JTAC sets threat levels and issues warnings of threats and other terrorist-related subjects for customers from a wide range of government departments and agencies, as well as producing more in-depth reports on trends, terrorist networks and capabilities.
It is because of this process that I believe we should all take stock and take it as an opportunity to review our plans.
In the UK it is the Government's policy to issue warnings or advice if this ever became necessary to protect public safety in the event of a specific and credible terrorist threat, which they have done on Friday.

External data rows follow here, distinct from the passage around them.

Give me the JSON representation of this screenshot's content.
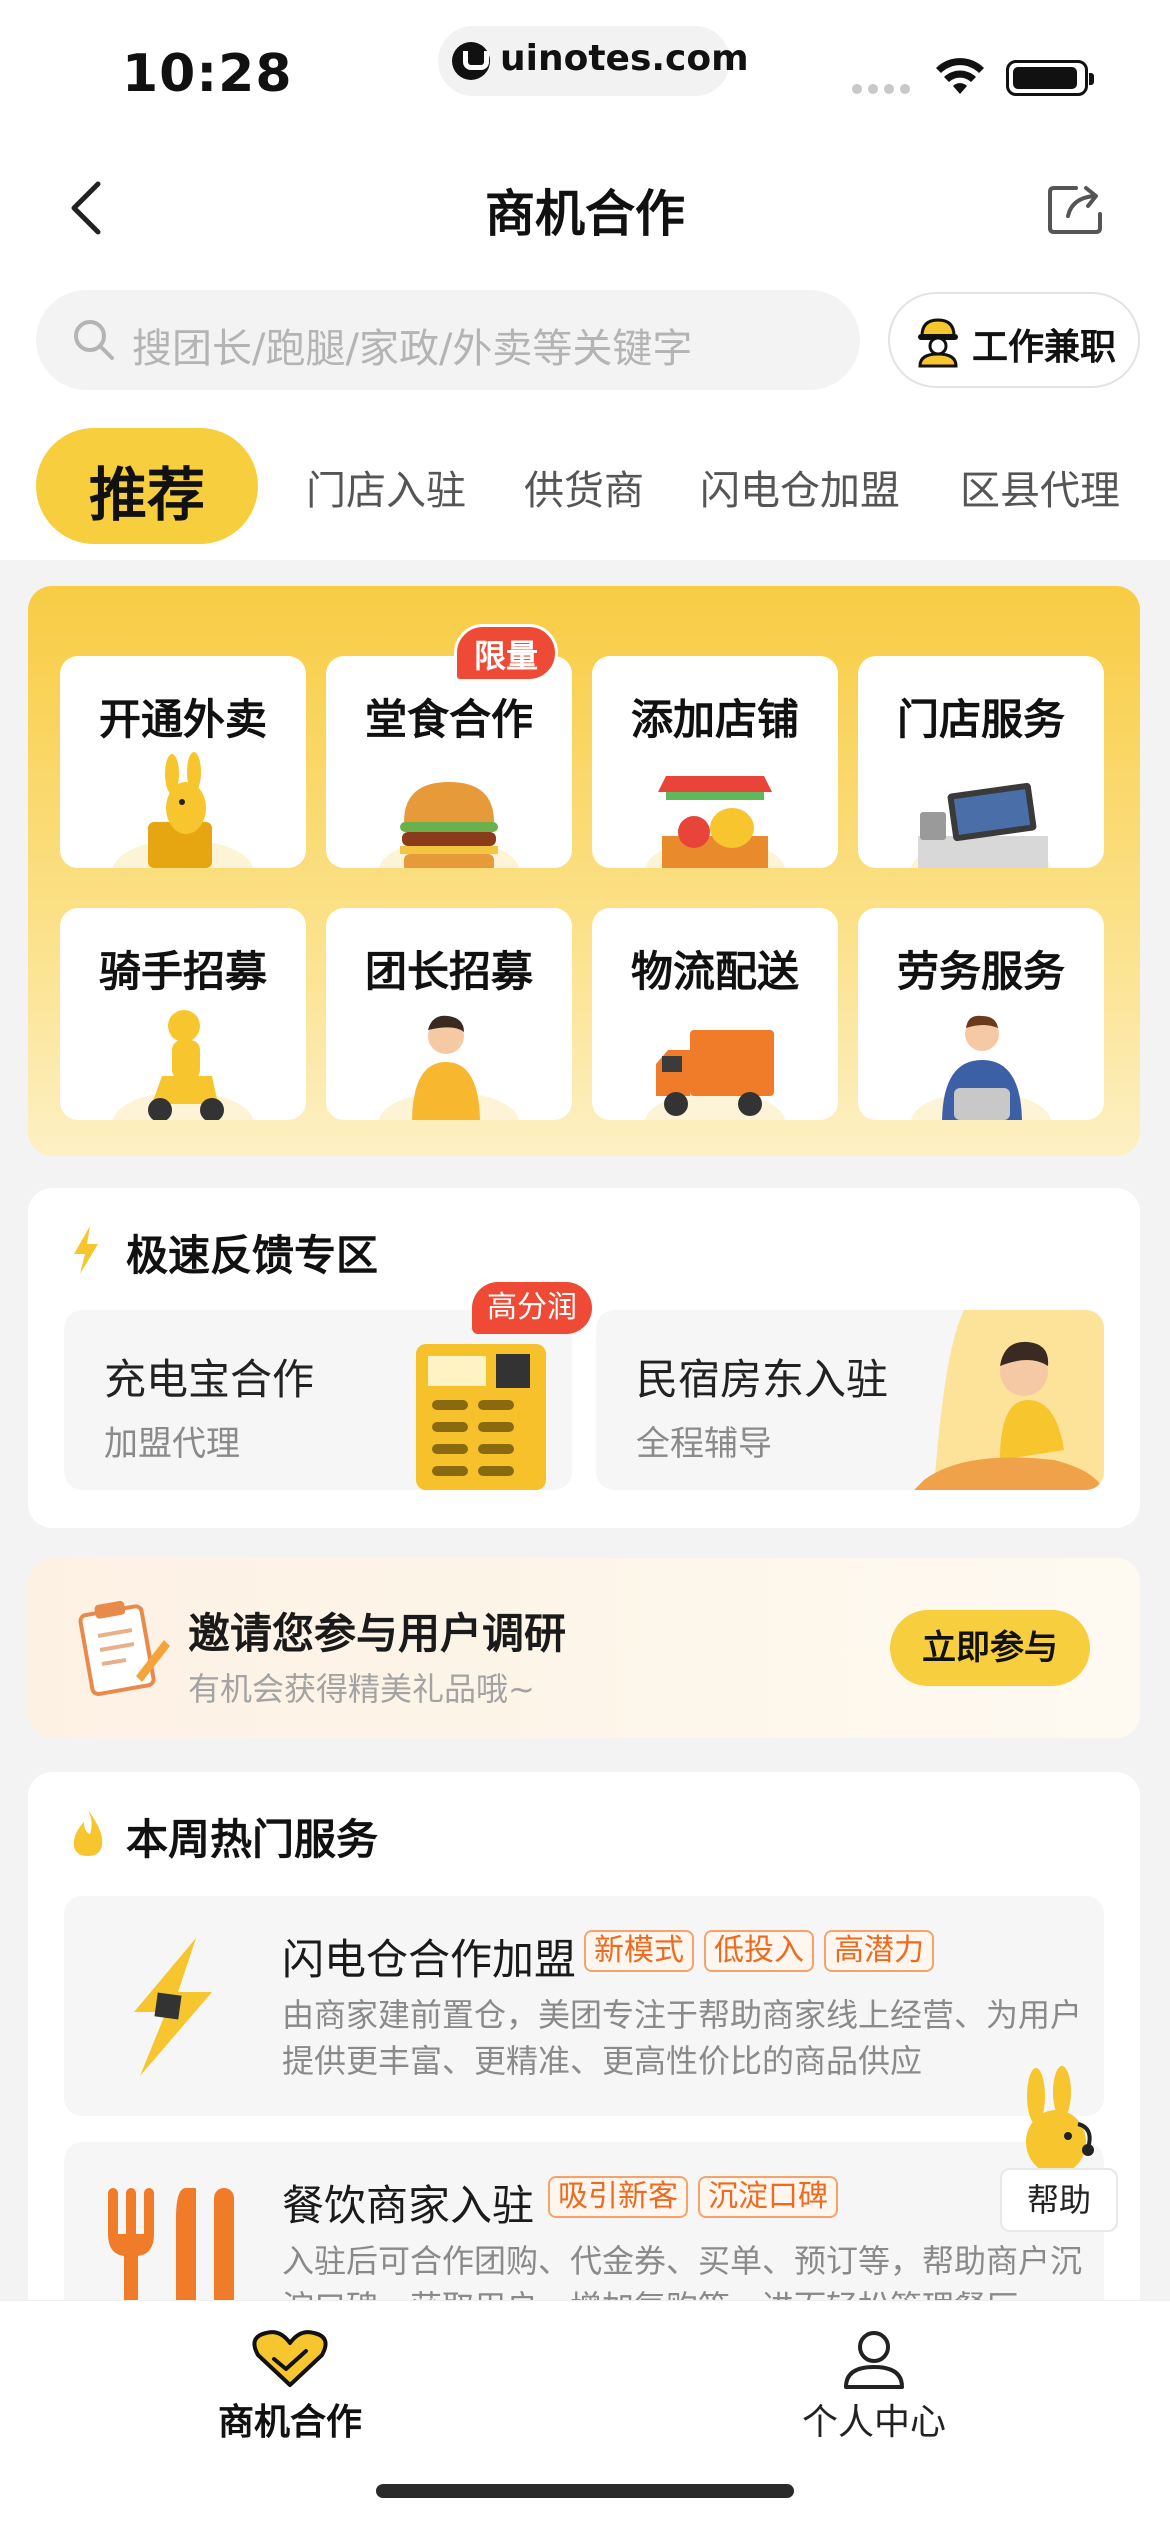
{
  "status_bar": {
    "time": "10:28",
    "url": "uinotes.com"
  },
  "header": {
    "title": "商机合作",
    "search_placeholder": "搜团长/跑腿/家政/外卖等关键字",
    "job_button_label": "工作兼职"
  },
  "tabs": {
    "active": "推荐",
    "items": [
      "门店入驻",
      "供货商",
      "闪电仓加盟",
      "区县代理"
    ]
  },
  "categories": [
    {
      "label": "开通外卖",
      "icon": "kangaroo-delivery-icon"
    },
    {
      "label": "堂食合作",
      "icon": "burger-icon",
      "badge": "限量"
    },
    {
      "label": "添加店铺",
      "icon": "fruit-stall-icon"
    },
    {
      "label": "门店服务",
      "icon": "pos-machine-icon"
    },
    {
      "label": "骑手招募",
      "icon": "rider-scooter-icon"
    },
    {
      "label": "团长招募",
      "icon": "leader-person-icon"
    },
    {
      "label": "物流配送",
      "icon": "truck-icon"
    },
    {
      "label": "劳务服务",
      "icon": "laptop-worker-icon"
    }
  ],
  "feedback": {
    "title": "极速反馈专区",
    "items": [
      {
        "title": "充电宝合作",
        "subtitle": "加盟代理",
        "badge": "高分润"
      },
      {
        "title": "民宿房东入驻",
        "subtitle": "全程辅导"
      }
    ]
  },
  "survey": {
    "title": "邀请您参与用户调研",
    "subtitle": "有机会获得精美礼品哦~",
    "button": "立即参与"
  },
  "hot_services": {
    "title": "本周热门服务",
    "items": [
      {
        "title": "闪电仓合作加盟",
        "tags": [
          "新模式",
          "低投入",
          "高潜力"
        ],
        "description": "由商家建前置仓，美团专注于帮助商家线上经营、为用户提供更丰富、更精准、更高性价比的商品供应"
      },
      {
        "title": "餐饮商家入驻",
        "tags": [
          "吸引新客",
          "沉淀口碑"
        ],
        "description": "入驻后可合作团购、代金券、买单、预订等，帮助商户沉淀口碑、获取用户、增加复购等，进而轻松管理餐厅"
      }
    ]
  },
  "help": {
    "label": "帮助"
  },
  "bottom_nav": [
    {
      "label": "商机合作",
      "icon": "heart-handshake-icon"
    },
    {
      "label": "个人中心",
      "icon": "person-icon"
    }
  ],
  "colors": {
    "brand_yellow": "#f7cf3e",
    "badge_red": "#ee4a35",
    "tag_orange": "#ee6a1e"
  }
}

The terrorist threat can take a number of forms, as terrorists may use a variety of methods of attack to achieve their objectives. These may include explosive devices, firearms, missiles, kidnapping, infiltration and electronic attacks.
You have heard or read the warnings so what does it mean to you?
Members of the public should always remain alert to the danger of terrorism and report any suspicious activity to the police on 999 or the anti-terrorist hotline: 0800 789 321. The slogan 'alert but not alarmed' is one used in the past which equates to a steady state of proportionate vigilance.
The business community has a number of processes in place to maintain the safety and security of staff and premises; these should be reviewed and may be increased both visibly and covertly.
However, it is also sensible discuss the threat level with your security and reception staff, remind employees of there responsibilities, ie wearing name badges, and the process for reporting suspicious activity, etc.
The management team should take the opportunity to discuss 'safety and security' at the next meeting and refresh the crisis management arrangements. All organisations, both public and private, find crises challenging. Although successful outcomes can never be guaranteed, having a well-developed and understood crisis management plan enables an organisation to respond effectively in order to protect its people, property and assets.
This crisis management capability must be directed from the top of an organisation and implemented through a crisis management process, which must include training and rehearsals.
Perhaps the key is to 'anticipate and assess', which is linked to the management of risks. I would suggest that any organisation that fails example to respond to what ought to a reasonably foreseeable risk is likely to call into question its competence.
We have been warned of the potential, ie 'a terrorist attack is highly likely'. The security and emergency services will be actively seeking specific intelligence, while reviewing capability and response plans over the next few days.
I think all organisations should discuss safety and security arrangements (people, property and assets) and review their crisis management plans. These issues should be an agenda item for Monday morning meetings and perhaps remain such while the threat remains at severe.
Roger Gomm QPM FICPEM FSyI is a Member of CRJ’s Editorial Advisory Panel